In the online world, 1,000 impressions means that an ad got downloaded (or at least the request for a download came in) 1,000 times. This isn’t the case in traditional land.
If a TV show gets a viewer, even for a minute, it can count as though the viewer watched the entire program. That means that people hanging around a show just long enough to determine how terrible it is can be charged against unwary advertisers.
Television audiences are calculated by measuring a selected group of people and extrapolating what the rest of the world is likely watching. If I’m a channel surfer who’s being watched by the Nielsen people, I could be counted as having watched eight different two-hour programs all in the same two hours. This time warping effect comes about because the Nielsen People Meters measure each minute of use. Most figures I’ve seen count the middle minute of each quarter hour as the determining channel. That methodology allows for a four-fold multiplication of viewing reality.

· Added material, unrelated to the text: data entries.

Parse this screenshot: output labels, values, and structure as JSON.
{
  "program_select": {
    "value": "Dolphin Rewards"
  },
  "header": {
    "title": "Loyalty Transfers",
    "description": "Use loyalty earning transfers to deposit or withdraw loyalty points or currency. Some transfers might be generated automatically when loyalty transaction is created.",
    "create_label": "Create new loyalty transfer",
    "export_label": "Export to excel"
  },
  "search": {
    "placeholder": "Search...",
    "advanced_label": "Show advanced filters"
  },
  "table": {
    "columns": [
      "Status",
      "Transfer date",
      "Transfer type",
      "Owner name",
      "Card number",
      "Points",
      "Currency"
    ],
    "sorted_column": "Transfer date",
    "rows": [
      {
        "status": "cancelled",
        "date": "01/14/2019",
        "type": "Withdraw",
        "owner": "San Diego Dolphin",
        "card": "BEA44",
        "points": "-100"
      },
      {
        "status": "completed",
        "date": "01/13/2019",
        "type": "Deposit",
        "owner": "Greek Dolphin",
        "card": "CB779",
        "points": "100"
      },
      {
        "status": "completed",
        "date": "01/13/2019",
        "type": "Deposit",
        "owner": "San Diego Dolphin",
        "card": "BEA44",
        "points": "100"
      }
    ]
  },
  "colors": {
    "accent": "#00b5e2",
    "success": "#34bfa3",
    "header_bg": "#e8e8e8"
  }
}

At its theoretical extreme, someone paying a $4 CPM could actually be buying a $16 CPM, although I’m sure the effect is nowhere near that great.
In most cases on the Internet, an ad gets downloaded to a users page immediately following the user having clicked on something. That means that there’s usually a human on the other side. In the TV world, there are a lot of people visiting the kitchen, bathroom, vacuuming, or just plain leaving the TV on. A study a couple of years ago showed that a significant percentage of women (why women rather than men was never examined) liked to have the TV or radio on most of the day as a source of comforting noise and voices.
I should have gotten suspicious years ago, when I was told by a media research person that Americans watched something like 40 to 50 hours a week of TV. It didn’t quite ring true, and I should have looked for methodological holes back then.
I think the Interactive Advertising Bureau and other industry groups should conduct research on this issue. Rather than puff up the Internet numbers through commensurately sketchy methods, we should create some indexing tools to more properly compare values among media.
We might find that a fair comparison might be a couple thousand TV impressions for each one thousand Internet impressions, or the difference could prove even higher.